Friday, April 17, 2015

At the Movies: "Kumiko, the Treasure Hunter"

At the Movies with Michael5000

Kumiko, the Treasure Hunter
David Zellner, 2014.

imbd score: 7.2
Ebert: Never got to see it.
Rotten Tomatoes: 88% Fresh
Provenance: Watched at the fabulous Hollywood Theater with Mrs.5000, but not Patrick.

We have been told stories about quests all our lives, so we know what kinds of behaviors and virtues will be rewarded if someone is just heroic enough to persevere in following a dream. We know that they will find a few steadfast allies, but that there will be villains to be defeated. We know that when society laughs at someone on a quest, it is society that is wrong. We know that it is the boring people who stay at home and never go out seeking their destiny who live small, pitiable lives.

We know all this about quests, but for some reason we don't actually spend much time questing.

Kumiko, the Treasure Hunter is the story of a heroic quest as it would play out in the real world. It is unsatisfying, and unsettling, because it has an odd, quixotic realism that undercuts all of your assumptions about what is supposed to happen in a story. Fortunately, there's a happy ending. Or is there?

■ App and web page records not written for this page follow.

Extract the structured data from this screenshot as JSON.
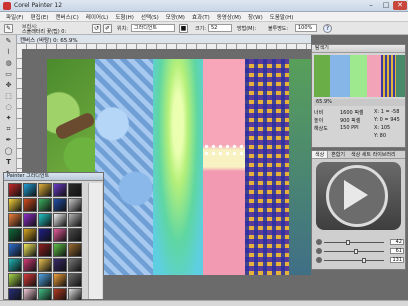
{
  "app": {
    "title": "Corel Painter 12"
  },
  "menu": [
    "파일(F)",
    "편집(E)",
    "캔버스(C)",
    "레이어(L)",
    "도형(H)",
    "선택(S)",
    "모양(M)",
    "효과(T)",
    "동영상(M)",
    "창(W)",
    "도움말(H)"
  ],
  "property_bar": {
    "brush_category_label": "브러시:",
    "brush_name": "스플래터리 꽃(팁) 0:",
    "effect_label": "위치:",
    "effect_value": "그라디언트",
    "size_label": "크기:",
    "size_value": "52",
    "method_label": "방법(M):",
    "opacity_label": "불투명도:",
    "opacity_value": "100%"
  },
  "document": {
    "title": "캔버스 (바탕) 0: 65.9%"
  },
  "navigator": {
    "title": "탐색기",
    "zoom": "65.9%",
    "info": [
      {
        "label": "너비",
        "value": "1600 픽셀",
        "extra": "X: 1 = -58"
      },
      {
        "label": "높이",
        "value": "900 픽셀",
        "extra": "Y: 0 = 945"
      },
      {
        "label": "해상도",
        "value": "150 PPI",
        "extra": "X: 105"
      },
      {
        "label": "",
        "value": "",
        "extra": "Y: 80"
      }
    ]
  },
  "color_panel": {
    "tabs": [
      "색상",
      "혼합기",
      "색상 세트 라이브러리"
    ],
    "sliders": [
      {
        "name": "hue",
        "value": "42"
      },
      {
        "name": "saturation",
        "value": "61"
      },
      {
        "name": "value",
        "value": "131"
      }
    ]
  },
  "pattern_panel": {
    "title": "Painter 그라디언트"
  },
  "colors": {
    "grads": [
      "#c6292a",
      "#22a0d6",
      "#e2b13b",
      "#6a3cc7",
      "#2b2b2b",
      "#f3d13b",
      "#d24b1f",
      "#3db05e",
      "#1f4ea8",
      "#c7c7c7",
      "#ef7f3a",
      "#8e2dc8",
      "#22c4c4",
      "#f2f2f2",
      "#b3b3b3",
      "#0f6a3a",
      "#d7a51f",
      "#1f1f88",
      "#e85a9b",
      "#4a4a4a",
      "#2d6fd1",
      "#f3ea5d",
      "#8f1f1f",
      "#5ec24a",
      "#9a6b2f",
      "#1fb5b5",
      "#d13a76",
      "#e8c14f",
      "#3a2a6a",
      "#777777",
      "#a7d84a",
      "#d93a3a",
      "#4fa3e3",
      "#f0a03a",
      "#6b6b6b",
      "#272f7a",
      "#f5c9d9",
      "#3fbf84",
      "#b23a1f",
      "#dddddd"
    ]
  }
}
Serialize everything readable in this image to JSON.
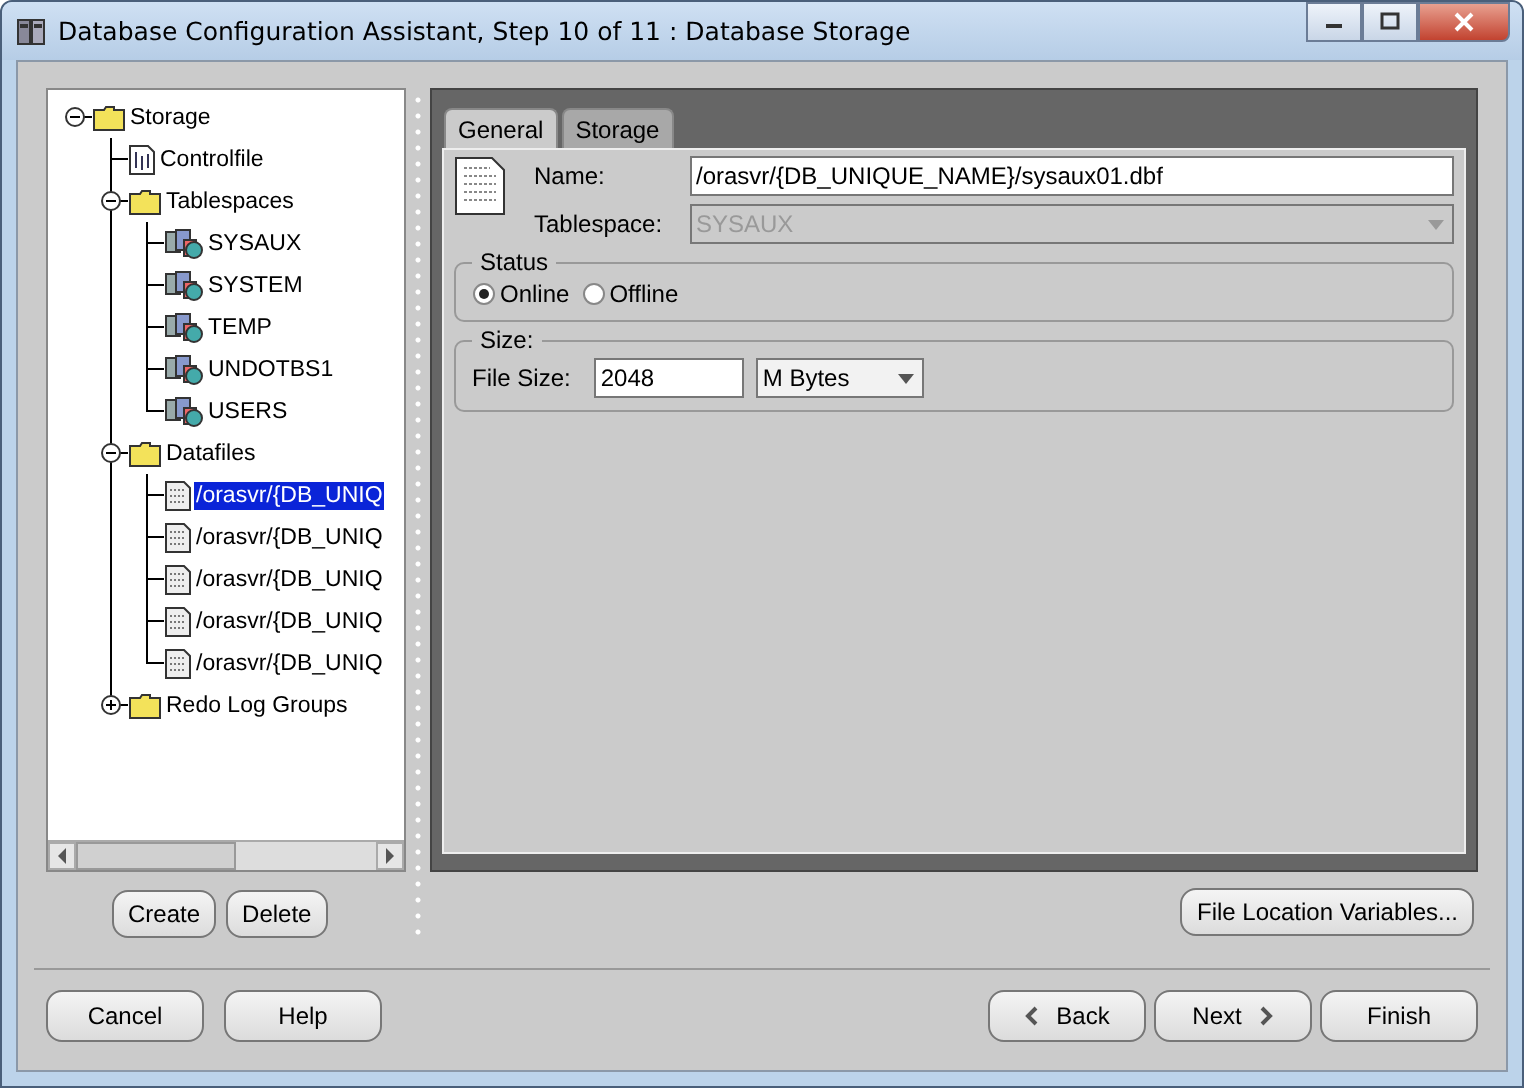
{
  "window": {
    "title": "Database Configuration Assistant, Step 10 of 11 : Database Storage"
  },
  "tree": [
    {
      "label": "Storage",
      "kind": "folder",
      "expanded": true,
      "selected": false,
      "children": [
        {
          "label": "Controlfile",
          "kind": "controlfile",
          "selected": false
        },
        {
          "label": "Tablespaces",
          "kind": "folder",
          "expanded": true,
          "selected": false,
          "children": [
            {
              "label": "SYSAUX",
              "kind": "tablespace",
              "selected": false
            },
            {
              "label": "SYSTEM",
              "kind": "tablespace",
              "selected": false
            },
            {
              "label": "TEMP",
              "kind": "tablespace",
              "selected": false
            },
            {
              "label": "UNDOTBS1",
              "kind": "tablespace",
              "selected": false
            },
            {
              "label": "USERS",
              "kind": "tablespace",
              "selected": false
            }
          ]
        },
        {
          "label": "Datafiles",
          "kind": "folder",
          "expanded": true,
          "selected": false,
          "children": [
            {
              "label": "/orasvr/{DB_UNIQ",
              "kind": "datafile",
              "selected": true
            },
            {
              "label": "/orasvr/{DB_UNIQ",
              "kind": "datafile",
              "selected": false
            },
            {
              "label": "/orasvr/{DB_UNIQ",
              "kind": "datafile",
              "selected": false
            },
            {
              "label": "/orasvr/{DB_UNIQ",
              "kind": "datafile",
              "selected": false
            },
            {
              "label": "/orasvr/{DB_UNIQ",
              "kind": "datafile",
              "selected": false
            }
          ]
        },
        {
          "label": "Redo Log Groups",
          "kind": "folder",
          "expanded": false,
          "selected": false
        }
      ]
    }
  ],
  "tree_buttons": [
    "Create",
    "Delete"
  ],
  "tabs": [
    {
      "label": "General",
      "selected": true
    },
    {
      "label": "Storage",
      "selected": false
    }
  ],
  "name_field": {
    "label": "Name:",
    "value": "/orasvr/{DB_UNIQUE_NAME}/sysaux01.dbf"
  },
  "tablespace_field": {
    "label": "Tablespace:",
    "value": "SYSAUX",
    "disabled": true
  },
  "status_group": {
    "title": "Status",
    "options": [
      {
        "label": "Online",
        "selected": true
      },
      {
        "label": "Offline",
        "selected": false
      }
    ]
  },
  "size_group": {
    "title": "Size:",
    "label": "File Size:",
    "value": "2048",
    "unit": "M Bytes"
  },
  "file_location_button": "File Location Variables...",
  "footer_left": [
    "Cancel",
    "Help"
  ],
  "footer_right": [
    {
      "label": "Back",
      "kind": "back"
    },
    {
      "label": "Next",
      "kind": "next"
    },
    {
      "label": "Finish",
      "kind": "plain"
    }
  ]
}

Plot: A woman discovers a carefully wrapped VHS casette of the movie Fargo under a rock in a sea cave. Now, that's pretty weird already, and it's only the opening scene. When she watches it, the obvious question strikes her -- how can she get her hands on the ransom money that the Steve Buscemi character hides in the snow? To start with, she'll need to find a map of Minnesota.

Visuals: Very lovely. Kumiko's red hoody blazes against muted cityscapes and snowscapes. Later, the geometries and riotous colors of an old motel comforter will play against organic shapes of bare tree limbs and ice. There are lots of pretty things to look at.

Dialogue: Spare, roughly half in Japanese and half in English. Often, the awkward words of someone completely failing to make any kind of human connection.

Prognosis: More of an artwork to be appreciated than an entertainment to be enjoyed. That sounds damning, but it's not.  It's actually fairly entertaining, but it's a top-notch moving picture.

Michael 5000's imdb rating: 8.


mrs.5000 said...

Wow, I completely agree with this review, and yet for me it was a beautiful film about social isolation, depression, and mental illness. Throw in themes of cultural displacement, and urban and rural wilderness. And, due to a rather peculiar set of convergences, a "happy" ending that made me cry longer and harder than any movie in my memory. Still playing at the Hollywood Theatre. I recommend it.

Michael5000 said...

I completely agree with that comment.